At the request of Admiral, commanding the South Atlantic squadron, an expedition was formed, under the command of Brigadier-, to co-operate with the Navy in the of a fort at Saint John's Bluff, about 7 miles above the mouth of Saint John's River. One of the transports engaged in the expedition has just come in for a supply of coal, bringing a report from General Brannan announcing the capture of the fort, which was evacuated by the enemy after an attack by your gunboats. The rebels seemed to have left tho work in very great haste, as their guns wee all mounted, loaded, and in good condition, the ammunition served, and everything in excellent fighting order. The magazine will be blow up and the works will be utterly destroyed. it is intended to bring off the guns, namely, two 8-inch columbiads, two 8-inch guns, smooth bore, two 8-inch howitzers, and two 4.6-inch rifled guns. The gunboats had proceed up the river some distance, and report a large amount of corn on the river, which will be either brought away or destroyed.

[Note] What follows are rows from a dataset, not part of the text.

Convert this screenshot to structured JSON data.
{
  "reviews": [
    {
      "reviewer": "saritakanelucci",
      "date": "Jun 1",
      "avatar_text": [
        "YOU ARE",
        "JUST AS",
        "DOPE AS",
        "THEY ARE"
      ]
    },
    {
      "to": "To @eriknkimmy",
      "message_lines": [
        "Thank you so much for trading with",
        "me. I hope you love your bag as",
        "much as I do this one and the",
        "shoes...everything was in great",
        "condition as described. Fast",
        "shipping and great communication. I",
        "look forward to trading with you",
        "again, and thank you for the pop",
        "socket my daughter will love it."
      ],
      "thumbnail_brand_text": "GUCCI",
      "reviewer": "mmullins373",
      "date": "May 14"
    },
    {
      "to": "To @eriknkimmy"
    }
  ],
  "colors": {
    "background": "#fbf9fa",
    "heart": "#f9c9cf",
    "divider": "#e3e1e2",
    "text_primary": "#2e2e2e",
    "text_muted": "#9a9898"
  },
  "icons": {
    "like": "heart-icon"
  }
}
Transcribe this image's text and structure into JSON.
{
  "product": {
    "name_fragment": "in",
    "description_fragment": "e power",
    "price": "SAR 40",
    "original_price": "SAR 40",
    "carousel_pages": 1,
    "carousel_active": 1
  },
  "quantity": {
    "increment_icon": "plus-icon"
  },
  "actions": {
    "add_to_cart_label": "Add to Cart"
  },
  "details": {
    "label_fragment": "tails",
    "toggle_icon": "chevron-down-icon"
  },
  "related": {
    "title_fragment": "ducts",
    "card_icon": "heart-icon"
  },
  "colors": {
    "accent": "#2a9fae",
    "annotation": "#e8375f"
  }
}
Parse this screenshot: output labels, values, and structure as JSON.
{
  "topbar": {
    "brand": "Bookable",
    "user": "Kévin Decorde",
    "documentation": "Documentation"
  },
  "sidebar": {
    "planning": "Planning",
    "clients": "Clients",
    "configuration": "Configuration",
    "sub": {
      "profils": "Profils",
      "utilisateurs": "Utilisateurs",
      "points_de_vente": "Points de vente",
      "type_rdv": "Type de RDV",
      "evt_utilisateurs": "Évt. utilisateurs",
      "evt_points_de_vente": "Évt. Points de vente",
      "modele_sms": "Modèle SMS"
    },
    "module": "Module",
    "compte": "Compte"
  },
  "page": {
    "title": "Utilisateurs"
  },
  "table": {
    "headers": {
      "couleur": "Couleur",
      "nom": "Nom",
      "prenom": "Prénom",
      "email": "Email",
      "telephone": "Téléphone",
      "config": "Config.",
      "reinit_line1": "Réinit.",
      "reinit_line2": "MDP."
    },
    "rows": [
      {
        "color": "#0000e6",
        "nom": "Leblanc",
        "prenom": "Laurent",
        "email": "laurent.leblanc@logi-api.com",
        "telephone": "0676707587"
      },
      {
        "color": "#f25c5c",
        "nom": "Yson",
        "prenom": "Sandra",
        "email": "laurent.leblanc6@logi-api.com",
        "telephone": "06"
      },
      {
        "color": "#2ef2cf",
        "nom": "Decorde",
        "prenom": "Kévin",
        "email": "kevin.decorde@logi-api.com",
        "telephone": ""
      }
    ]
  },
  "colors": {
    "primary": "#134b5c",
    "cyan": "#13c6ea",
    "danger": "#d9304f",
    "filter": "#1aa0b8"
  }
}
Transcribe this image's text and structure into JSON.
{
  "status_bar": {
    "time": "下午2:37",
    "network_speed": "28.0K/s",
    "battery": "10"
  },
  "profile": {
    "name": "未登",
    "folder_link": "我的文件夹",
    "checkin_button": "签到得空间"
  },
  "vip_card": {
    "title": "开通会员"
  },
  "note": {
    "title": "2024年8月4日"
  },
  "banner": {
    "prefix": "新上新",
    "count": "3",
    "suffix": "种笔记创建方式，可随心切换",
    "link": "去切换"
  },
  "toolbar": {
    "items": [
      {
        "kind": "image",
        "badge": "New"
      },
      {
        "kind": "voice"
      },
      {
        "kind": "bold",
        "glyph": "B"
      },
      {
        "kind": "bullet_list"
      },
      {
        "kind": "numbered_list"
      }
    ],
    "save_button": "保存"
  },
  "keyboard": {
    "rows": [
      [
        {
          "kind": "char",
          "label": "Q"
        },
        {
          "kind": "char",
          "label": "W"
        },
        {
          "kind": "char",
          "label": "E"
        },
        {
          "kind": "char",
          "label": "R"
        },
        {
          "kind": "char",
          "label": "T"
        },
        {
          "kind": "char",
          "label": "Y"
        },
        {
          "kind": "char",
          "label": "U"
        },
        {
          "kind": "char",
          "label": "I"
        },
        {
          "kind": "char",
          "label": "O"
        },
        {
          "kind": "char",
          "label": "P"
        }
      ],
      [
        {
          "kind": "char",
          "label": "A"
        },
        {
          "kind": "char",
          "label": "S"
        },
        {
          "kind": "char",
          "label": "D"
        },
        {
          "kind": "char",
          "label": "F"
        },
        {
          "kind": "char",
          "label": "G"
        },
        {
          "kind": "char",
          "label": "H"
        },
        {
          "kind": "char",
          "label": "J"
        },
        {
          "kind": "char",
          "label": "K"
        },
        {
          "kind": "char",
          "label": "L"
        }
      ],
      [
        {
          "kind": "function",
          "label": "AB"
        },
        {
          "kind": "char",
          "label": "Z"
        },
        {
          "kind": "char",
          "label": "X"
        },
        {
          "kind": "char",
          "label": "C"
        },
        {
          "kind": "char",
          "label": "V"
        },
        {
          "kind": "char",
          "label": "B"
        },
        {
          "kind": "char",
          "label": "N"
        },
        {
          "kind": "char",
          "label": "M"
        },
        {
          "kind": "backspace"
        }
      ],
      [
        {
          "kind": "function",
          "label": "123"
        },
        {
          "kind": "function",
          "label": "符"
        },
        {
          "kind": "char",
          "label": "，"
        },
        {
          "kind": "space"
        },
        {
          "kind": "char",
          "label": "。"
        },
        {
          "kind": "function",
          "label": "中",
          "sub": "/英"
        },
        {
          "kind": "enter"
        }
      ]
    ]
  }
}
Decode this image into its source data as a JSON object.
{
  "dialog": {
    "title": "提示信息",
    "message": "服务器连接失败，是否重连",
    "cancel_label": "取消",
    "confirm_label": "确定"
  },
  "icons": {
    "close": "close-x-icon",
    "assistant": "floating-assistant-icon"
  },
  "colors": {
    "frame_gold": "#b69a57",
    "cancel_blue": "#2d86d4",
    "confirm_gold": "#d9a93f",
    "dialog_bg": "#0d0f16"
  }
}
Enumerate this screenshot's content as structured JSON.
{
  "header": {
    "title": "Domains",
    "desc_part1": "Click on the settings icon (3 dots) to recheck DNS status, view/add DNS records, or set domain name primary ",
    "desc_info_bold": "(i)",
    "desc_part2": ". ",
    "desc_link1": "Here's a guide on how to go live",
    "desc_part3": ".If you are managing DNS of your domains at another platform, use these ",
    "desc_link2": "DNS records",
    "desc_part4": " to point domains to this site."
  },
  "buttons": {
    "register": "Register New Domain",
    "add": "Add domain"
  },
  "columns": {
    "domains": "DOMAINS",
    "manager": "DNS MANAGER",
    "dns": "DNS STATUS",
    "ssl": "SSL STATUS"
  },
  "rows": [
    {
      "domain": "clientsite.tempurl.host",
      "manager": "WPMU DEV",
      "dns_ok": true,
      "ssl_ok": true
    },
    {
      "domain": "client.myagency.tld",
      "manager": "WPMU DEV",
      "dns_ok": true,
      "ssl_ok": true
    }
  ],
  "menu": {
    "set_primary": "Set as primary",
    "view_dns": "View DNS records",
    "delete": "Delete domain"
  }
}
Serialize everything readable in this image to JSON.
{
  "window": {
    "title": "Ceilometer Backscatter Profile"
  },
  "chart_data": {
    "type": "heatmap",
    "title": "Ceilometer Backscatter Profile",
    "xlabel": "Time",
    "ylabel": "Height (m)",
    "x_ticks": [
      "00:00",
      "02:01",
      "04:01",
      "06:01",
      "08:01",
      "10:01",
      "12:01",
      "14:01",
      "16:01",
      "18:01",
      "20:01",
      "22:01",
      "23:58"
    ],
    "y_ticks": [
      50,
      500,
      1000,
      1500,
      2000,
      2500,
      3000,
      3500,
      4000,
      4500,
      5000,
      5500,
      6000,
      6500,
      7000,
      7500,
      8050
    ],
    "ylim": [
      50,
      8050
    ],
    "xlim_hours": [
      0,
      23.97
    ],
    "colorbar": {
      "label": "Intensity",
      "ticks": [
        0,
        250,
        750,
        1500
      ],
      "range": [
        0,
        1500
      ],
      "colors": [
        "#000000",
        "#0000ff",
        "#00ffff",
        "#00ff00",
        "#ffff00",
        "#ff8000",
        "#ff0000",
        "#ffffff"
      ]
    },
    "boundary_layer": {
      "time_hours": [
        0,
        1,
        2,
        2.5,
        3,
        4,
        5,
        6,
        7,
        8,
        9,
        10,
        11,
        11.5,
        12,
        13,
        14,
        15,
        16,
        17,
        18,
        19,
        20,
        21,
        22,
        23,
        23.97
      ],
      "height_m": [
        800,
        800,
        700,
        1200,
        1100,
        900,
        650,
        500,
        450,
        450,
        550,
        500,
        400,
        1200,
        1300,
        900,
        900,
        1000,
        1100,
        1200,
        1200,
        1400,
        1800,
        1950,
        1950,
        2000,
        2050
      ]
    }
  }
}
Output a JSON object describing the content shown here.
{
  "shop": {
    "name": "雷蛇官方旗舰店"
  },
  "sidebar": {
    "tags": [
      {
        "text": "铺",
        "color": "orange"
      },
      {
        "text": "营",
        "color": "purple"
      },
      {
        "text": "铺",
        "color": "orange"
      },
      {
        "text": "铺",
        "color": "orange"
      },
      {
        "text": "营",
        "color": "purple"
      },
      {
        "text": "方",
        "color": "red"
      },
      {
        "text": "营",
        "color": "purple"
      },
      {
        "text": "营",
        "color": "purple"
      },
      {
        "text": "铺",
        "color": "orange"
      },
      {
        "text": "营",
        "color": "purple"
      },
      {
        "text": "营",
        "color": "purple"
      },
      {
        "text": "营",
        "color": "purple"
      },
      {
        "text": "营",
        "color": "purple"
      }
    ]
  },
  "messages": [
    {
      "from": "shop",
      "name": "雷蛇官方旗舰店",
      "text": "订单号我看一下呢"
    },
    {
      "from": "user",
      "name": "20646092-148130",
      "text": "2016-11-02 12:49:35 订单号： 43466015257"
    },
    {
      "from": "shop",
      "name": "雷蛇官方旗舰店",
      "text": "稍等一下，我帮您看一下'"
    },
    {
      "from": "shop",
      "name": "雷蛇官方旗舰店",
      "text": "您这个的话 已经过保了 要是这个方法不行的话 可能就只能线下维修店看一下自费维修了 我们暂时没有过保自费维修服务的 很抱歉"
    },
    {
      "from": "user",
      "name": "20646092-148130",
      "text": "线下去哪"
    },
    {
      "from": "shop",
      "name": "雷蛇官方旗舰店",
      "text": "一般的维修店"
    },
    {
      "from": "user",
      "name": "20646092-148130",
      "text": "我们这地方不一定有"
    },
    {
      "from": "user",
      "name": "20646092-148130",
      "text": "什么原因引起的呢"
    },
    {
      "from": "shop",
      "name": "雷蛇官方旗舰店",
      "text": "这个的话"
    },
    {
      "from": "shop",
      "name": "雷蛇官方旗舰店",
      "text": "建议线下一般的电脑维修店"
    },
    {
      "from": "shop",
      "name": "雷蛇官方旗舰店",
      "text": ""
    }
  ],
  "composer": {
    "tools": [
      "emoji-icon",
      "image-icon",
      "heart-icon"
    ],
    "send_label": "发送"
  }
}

Very respectfully, your obedient servant,
O. M. MITCHEL,
Major General H. W. HALLECK,
General-in-Chief, Washington, D. C.
Numbers 2. Report of Colonel William B. Barton, Forty-eighth New York Infantry.
HEADQUARTERS U. S. FORCES,
On the Savannah River, Fort Pulaski, Ga., October 4, 1862.
LIEUTENANT-COLONEL: I have the honor to report, for the information of the general commanding, that in accordance with the permission granted in his communication of September 26 I left this post at 1 o'clock on the morning of the 30th ultimo, with armed steamers Planter and Starlight, having on board five companies Forty-eighth New York State Volunteers, under command of Captain D. W. Strickland, and a detachment of Company G, Third Rhode Island Artillery, in charge of Captain John H. Gould. We arrived at the mouth of May-commonly called Bluffton-River, about three-quarters of an hour before daybreak, and proceeded as rapidly as possible up the river. My original design was to land the infantry force at a point 1 1/2 miles this sid of Bluffton, and by making a rapid march gain a point in the rear of the village to which all the roads leading from it converge, and thus cutting off a squadron of cavalry I knew to be stationed there. Unfortunately, however, when within half a mile of this point, in the thick fog which prevailed the Planter ran aground, and the noise of the engines in getting her off revealed us to the enemy's pickets, and rendered anything like a surprise impossible. I however landed the troops as soon after the steamer got afloat as possible, and directing Captain Strickland to communication with me through his signal officer, proceeded with the steamers directly up to Bluffton, keeping some half a mile ahead of the troops on shore. This village is one of the most defensible possible against an attack by water, as the river makes a sharp turn a short distance from it and the bluffs entirely command the narrow channel through which vessels necessarily approach bows on. We